Moments after he held hands with a band of fellow dreamers and anchored his hopes to a hulking 14,000-ton hospital ship named the Sanctuary, Stephen J. Hammer contemplated his fresh commitment with these words:
"I think this is going to be the largest bummer I've ever gotten into in my life."
Six years after that inauspicious beginning, his words have proven both true and untrue. The Sanctuary, in a new coat of white paint, sits expectantly at a Locust Point pier. But so far the ship is filled only with big plans -- for a place where women will go in clean from drugs and come out a month later knowing how to balance budgets, get jobs and care properly for their kids.
With a month-to-month lease at the Port of Baltimore, the ship has no program. Without clients and grants, it is sinking into debt.
A port advisory council is scheduled to vote Wednesday on whether Project Life, the nonprofit corporation that owns the Sanctuary, should be eligible for a long-term lease. Regardless of the vote, one thing is sure: The hard feelings on both sides will not go away.
To the Maryland Port Administration, the Sanctuary presents big problems. There's nothing wrong with the goal of helping addicts, port officials say. But they question whether the program belongs at a working marine terminal, with dangerous cranes and aging piers.
"It's not something the general public should have access to," says state Sen. George W. Della Jr., a Baltimore Democrat whose district includes the marine terminal. "It's not suitable, not from my perspective. Not when I'm pushing to get new jobs down to the port.
"Their goal is laudable. It's recycling lives. But the berth? They should find themselves a berth."
The six years since the Sanctuary entered Baltimore waters have produced a federal lawsuit, renovation expenditures of more than $1 million in government and private money, and an atmosphere that both sides acknowledge has turned suspicious and ugly.

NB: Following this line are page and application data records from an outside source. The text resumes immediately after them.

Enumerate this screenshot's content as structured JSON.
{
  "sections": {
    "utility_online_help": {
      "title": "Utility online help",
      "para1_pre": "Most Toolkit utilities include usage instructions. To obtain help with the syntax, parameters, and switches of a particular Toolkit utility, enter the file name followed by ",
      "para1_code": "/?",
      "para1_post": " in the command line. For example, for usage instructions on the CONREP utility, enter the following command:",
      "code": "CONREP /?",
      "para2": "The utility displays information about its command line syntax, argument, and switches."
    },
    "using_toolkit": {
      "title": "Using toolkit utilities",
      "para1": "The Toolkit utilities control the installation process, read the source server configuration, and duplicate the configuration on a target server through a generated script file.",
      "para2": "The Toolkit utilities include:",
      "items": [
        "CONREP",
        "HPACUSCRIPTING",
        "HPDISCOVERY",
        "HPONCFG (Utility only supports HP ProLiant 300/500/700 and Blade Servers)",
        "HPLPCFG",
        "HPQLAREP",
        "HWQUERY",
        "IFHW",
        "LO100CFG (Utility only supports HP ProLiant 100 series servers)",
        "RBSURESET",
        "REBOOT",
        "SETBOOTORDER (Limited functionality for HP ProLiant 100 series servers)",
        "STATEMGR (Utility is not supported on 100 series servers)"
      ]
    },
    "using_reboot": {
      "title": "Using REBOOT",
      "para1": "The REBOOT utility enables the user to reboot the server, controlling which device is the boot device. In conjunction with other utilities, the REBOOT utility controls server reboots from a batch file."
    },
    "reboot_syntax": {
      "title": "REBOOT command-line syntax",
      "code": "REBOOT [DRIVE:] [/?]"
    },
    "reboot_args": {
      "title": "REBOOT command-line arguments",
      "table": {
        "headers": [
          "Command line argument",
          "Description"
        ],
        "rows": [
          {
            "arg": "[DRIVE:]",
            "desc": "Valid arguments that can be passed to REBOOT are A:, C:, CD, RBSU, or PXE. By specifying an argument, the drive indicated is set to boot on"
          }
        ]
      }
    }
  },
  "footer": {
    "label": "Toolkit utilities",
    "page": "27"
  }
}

The fight over the Sanctuary raises difficult questions.
Is turning addicts into taxpayers economic development?
Are recovering drug addicts, as disabled people, worthy of special protections that let them live where nobody else can?
Can the strangest of bedfellows -- a struggling port and a band of stubborn do-gooders -- work together?
No one publicly disputes the need for the program. State surveys estimate that more than 68,000 women in Maryland need treatment for addiction.
Last year, 204 women were sent to the city's drug treatment courts -- women Baltimore District Judge Jamey H. Weitzman would like to be able to send to the Sanctuary.
"This program is such a wonderful, holistic approach to changing their behavior," says Weitzman, who runs the district drug-court program. "I can't tell you how excited I was when I first heard about it."
What attracts people such as Weitzman -- who has seen all sorts of programs fail to make a dent in the drug problem -- is that Project Life plans to serve women after they've gotten clean. It plans to teach them the harder task: how to start living again.
On the ship, renovated cabins with about 60 beds are ready for occupants. A large room on the main deck would be used for aerobics and aikido, to revitalize the body and clear the mind. Pistachio-colored dentists' chairs await women whose teeth might not have been cleaned for years. In clinics, staffers from the University of Maryland Nursing School would train both the recovering women and its students.
To the proponents of Project Life, the Sanctuary is uniquely equipped to minister to the casualties of America's largest unwinnable war since Vietnam -- during which it served as a Navy hospital ship, housing 25,000 wounded.
Tracking the peacetime saga of the Sanctuary is like pulling a string from a sweater. Soon the whole garment begins to unravel, and no lines or patterns are left -- just a hopeless tangle.
At the center is Project Life board member Hammer, a fast-talking former businessman and recovering addict with an admitted tendency to paranoia and a talent for making devoted friends and quick enemies. Provident Bank chairman emeritus Carl W. Stearn, also a board member, describes Hammer as "a difficult person to categorize in a usual way."
Hammer, 54, has lived a good bit of his life lurching between rock-bottom and tiptop.
He has been arrested four times for drunk driving in Maryland, the first time in 1968, while working for two trucking companies. The next 16 years were filled with business success and personal failures. Hammer would start a company or a promising new job, use speed, alcohol, downers and more, go into the hospital, come out, repeat the cycle.
"I did every treatment program in Maryland," he says. "I ran out of treatment programs before I ran out of chemicals."
In 1981, he looked at the ceiling above a Johns Hopkins Hospital treatment bed and said: "Jesus Christ, I quit."